At Devoran, we aim to provide a high-quality history education that will help pupils gain a coherent knowledge and understanding of Britain’s past and that of the wider world. We aim to inspire pupils’ curiosity to know more about the past. Teaching should equip pupils to ask perceptive questions, think critically, weigh evidence, sift arguments, and develop perspective and judgement. History helps pupils to understand the complexity of people’s lives, the process of change, the diversity of societies and relationships between different groups, as well as their own identity and the challenges of their time.
The delivery of teaching and learning in history has been split into three phases.
In EYFS and Key Stage 1, children listen to stories, ask how and why; use the past, present and future tense; talk about the past and present in their own lives and the lives of family members; recognise similarities and differences between families and traditions, objects and materials; and role play and make up stories.

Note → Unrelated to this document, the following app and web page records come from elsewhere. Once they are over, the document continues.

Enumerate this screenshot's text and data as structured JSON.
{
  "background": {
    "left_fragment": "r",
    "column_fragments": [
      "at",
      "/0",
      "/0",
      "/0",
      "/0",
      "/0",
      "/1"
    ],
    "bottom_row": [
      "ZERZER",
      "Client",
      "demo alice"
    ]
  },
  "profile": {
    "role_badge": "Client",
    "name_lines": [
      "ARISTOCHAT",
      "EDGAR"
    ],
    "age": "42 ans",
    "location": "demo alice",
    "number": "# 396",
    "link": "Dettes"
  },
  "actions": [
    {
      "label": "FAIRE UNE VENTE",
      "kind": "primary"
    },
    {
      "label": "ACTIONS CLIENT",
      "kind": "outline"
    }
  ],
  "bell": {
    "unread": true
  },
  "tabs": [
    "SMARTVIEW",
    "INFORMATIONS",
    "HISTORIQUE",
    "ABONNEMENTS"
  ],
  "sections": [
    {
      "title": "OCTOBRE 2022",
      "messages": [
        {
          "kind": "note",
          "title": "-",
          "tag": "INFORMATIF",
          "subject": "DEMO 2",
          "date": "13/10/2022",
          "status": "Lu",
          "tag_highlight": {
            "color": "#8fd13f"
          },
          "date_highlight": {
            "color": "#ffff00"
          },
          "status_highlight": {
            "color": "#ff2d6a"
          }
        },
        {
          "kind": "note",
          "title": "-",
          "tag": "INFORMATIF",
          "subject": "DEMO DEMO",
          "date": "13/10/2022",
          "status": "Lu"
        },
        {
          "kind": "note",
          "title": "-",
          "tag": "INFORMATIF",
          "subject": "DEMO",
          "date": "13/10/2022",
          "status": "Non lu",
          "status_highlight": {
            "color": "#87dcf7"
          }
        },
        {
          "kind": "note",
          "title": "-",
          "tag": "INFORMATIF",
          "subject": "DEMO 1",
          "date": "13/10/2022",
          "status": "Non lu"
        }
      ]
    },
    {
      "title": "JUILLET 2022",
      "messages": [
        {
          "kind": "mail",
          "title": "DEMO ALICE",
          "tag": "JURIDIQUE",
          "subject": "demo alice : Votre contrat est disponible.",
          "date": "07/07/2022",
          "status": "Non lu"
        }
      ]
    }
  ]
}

There are many opportunities here for children to find out about the past. KS1 develop their historical skills by expanding their focuses on significant individuals and events, as well as changes that children can easily identify with, for example: toys, books, transport.
In Lower Key Stage 2 the focus on the History of Britain from the earliest civilisations up until 1066 (Stone/Bronze/Iron Age, Romans, Anglo Saxons, Vikings). Each History topic relevant to this area is taught in chronological order to ensure understanding of the British timeline. In addition, each of these topics assess how these periods have contributed to and impacted modern Britain. There are also opportunities to learn beyond 1066. In Y3 there is a local history study on Cornish mining so children can gain a cultural understanding of the place they live. In Y4 there is a social history topic which explores the history medicine in the UK. Again, allowing children to gain a cultural experience and give reasoning for the way we live in the modern day.
With a secure understanding of British history in place, this allows Upper Key Stage 2 to broaden their horizons by exploring history of the wider world (Ancient Greece, Ancient Egypt and The Maya) and how/if that has influenced/impacted Britain. It also allows for the children to build their historical enquiry skills by asking enquiry questions such as; What did the Greeks ever do for us? Why were/are the British fascinated by Ancient Egypt? Etc… Similarly, as in LKS2, there are also opportunities to go beyond 1066. In Y5 there is a local history study on the Cornish Rebellion which supports children in questioning and recognizing their sense of place within the UK and also offers an insight to early Tudor Britain. In Y6, The Battle of Britain unit allows the children to finish their primary history journey in the twentieth century with what can be argued to be one of the most significant turning points in British history.
To deliver this learning we use a ‘sandwich’ approach to teaching and learning. The top layer is a historical enquiry – an over-arching question. The filling is the build up of:
o People, events, situations and developments;
o Chronology and characteristics features;
o Historical terms; and
o Similarity/Difference; and
Each lesson we deliver should build the children’s ‘now knowledge’, which thereafter informs their ‘hereafter knowledge’. The bottom layer of the sandwich require pupils to organise and communicate their findings at the end of the sequence so their learning gains coherence. Children should use their understanding of the history to help them decide how to organise and present their ideas most effectively. An example of communication we have previously facilitated is a museum exhibition about Ancient Egypt.
Teaching history through an enquiry model gives a logical, chronological progression throughout the topics and also allows for more in-depth questioning and understanding of each period, continually referring back to the influence / impact on Britain. Through the variation of the ‘communication layer’, will see the impact of the subject in different ways.
Through pupil voice children will be able to talk about the skills and knowledge they have acquired. Children will be engaged in History lessons and want to find out more. Children will complete research independently through projects and homework and to further their own enjoyment about the subject or topic. Work will show that a range of topics is being covered and cross curricular links are made where possible. The school environment will be history rich through child-led displays, resources, vocabulary etc. As historians, children will learn lessons from history to influence the decisions they make in their lives in the future. Assessments and monitoring will show standards in History will be high and will match standards in other subject areas.